Squanto's Journey: The Story of the First Thanksgiving by Joseph Bruchac, illustrated by Greg Shed (HMH Books for Young Readers, 2000).
This is a beautifully illustrated story that tells a slightly different version of the first Thanksgiving than what we usually hear. Joseph Bruchac is an Abenaki Indian who has written many wonderful children's books. I appreciated that he wrote of the atrocities against Native Americans in this book, although the end does maybe feel a little too hopeful. Then again, it is a children's book, and a Thanksgiving story, so I understand why he would do that. Although many reviews laud this as a historically accurate story from the POV of a Native American, I did see that was on Oyate's list of Thanksgiving books to avoid, so I wonder why (Oyate is a Native organization working to see that our lives and histories are portrayed with honesty and integrity.)

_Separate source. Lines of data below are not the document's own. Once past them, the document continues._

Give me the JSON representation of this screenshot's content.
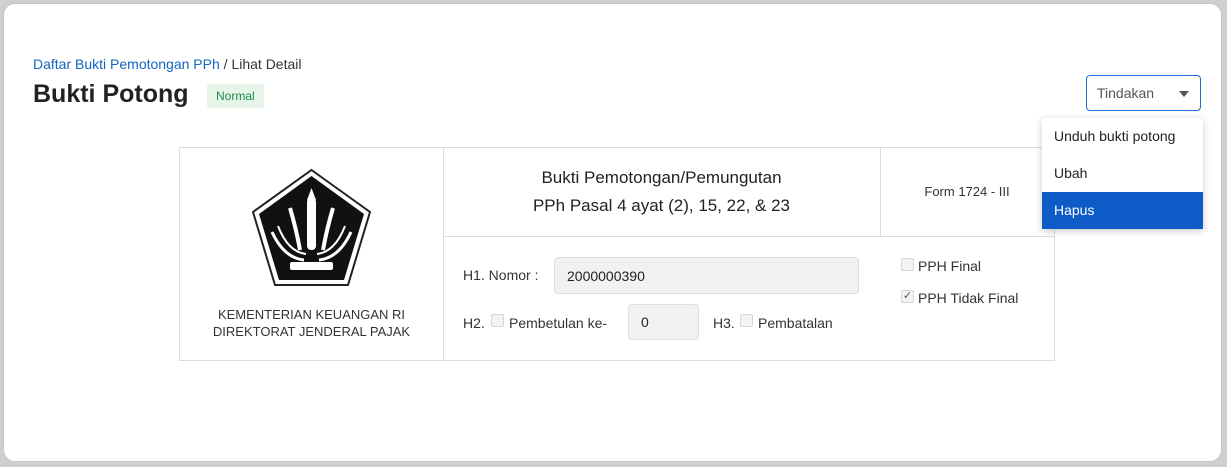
{
  "breadcrumb": {
    "parent": "Daftar Bukti Pemotongan PPh",
    "separator": " / ",
    "current": "Lihat Detail"
  },
  "page": {
    "title": "Bukti Potong",
    "status_badge": "Normal"
  },
  "actions": {
    "label": "Tindakan",
    "menu": [
      {
        "label": "Unduh bukti potong",
        "active": false
      },
      {
        "label": "Ubah",
        "active": false
      },
      {
        "label": "Hapus",
        "active": true
      }
    ]
  },
  "document": {
    "org_line1": "KEMENTERIAN KEUANGAN RI",
    "org_line2": "DIREKTORAT JENDERAL PAJAK",
    "heading_line1": "Bukti Pemotongan/Pemungutan",
    "heading_line2": "PPh Pasal 4 ayat (2), 15, 22, & 23",
    "form_code": "Form 1724 - III",
    "h1_label": "H1. Nomor :",
    "h1_value": "2000000390",
    "h2_label": "H2.",
    "h2_checkbox_label": "Pembetulan ke-",
    "h2_value": "0",
    "h3_label": "H3.",
    "h3_checkbox_label": "Pembatalan",
    "pph_final_label": "PPH Final",
    "pph_tidak_final_label": "PPH Tidak Final",
    "pph_final_checked": false,
    "pph_tidak_final_checked": true
  },
  "colors": {
    "accent": "#1f6fd1",
    "link": "#1565c0",
    "menu_active": "#0d5bc6",
    "badge_bg": "#e6f4ea",
    "badge_text": "#1e8e4e"
  }
}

I'm in an online class called The Heart of It: Creating Children's Books that Matter and one discussion that keeps coming up is if it's okay for writers/illustrators to create stories from the perspective of other cultures (for instance, a white person writing or illustrating the story of an African person). It's an interesting and tricky question. Honestly, although I had considered this with writing, I never thought that illustrators might have the same issue. In one of our webinars, we got to hear from the wonderful author Zetta Elliot. She brought up how unfortunately in the publishing business, how it usually works is when you write about another culture, you are taking that opportunity and voice away from a writer/artist actually from that culture. Publishing companies will usually only publish one book from a certain culture in a year, maybe only one in a few years, because they feel there isn't enough room for more. It's unfortunate but the truth at this point in time. I still think it's a struggle because of course we want to include diversity and bring awareness to other cultures and experiences, but we need to mindful of writers/artists who need their voice heard. To go with this theme, I've chosen Caribbean Carnival: Songs of the West Indies, illustratedby Frané Lessac. I grew up with her books, and had always assumed she was Afro-Caribbean. However, she is actually a white woman who grew up in New Jersey and currently lives in Australia. She did live in Montserrat for a while, where many of her children's books are set. But does the fact that she is not a Caribbean native take away from the authenticity of her books? What about how she illustrates in a Naive style? I personally still think her books are beautiful, but I am a white American myself so I don't really know how Afro-Caribbeans would feel about an outsider telling their stories. Thoughts?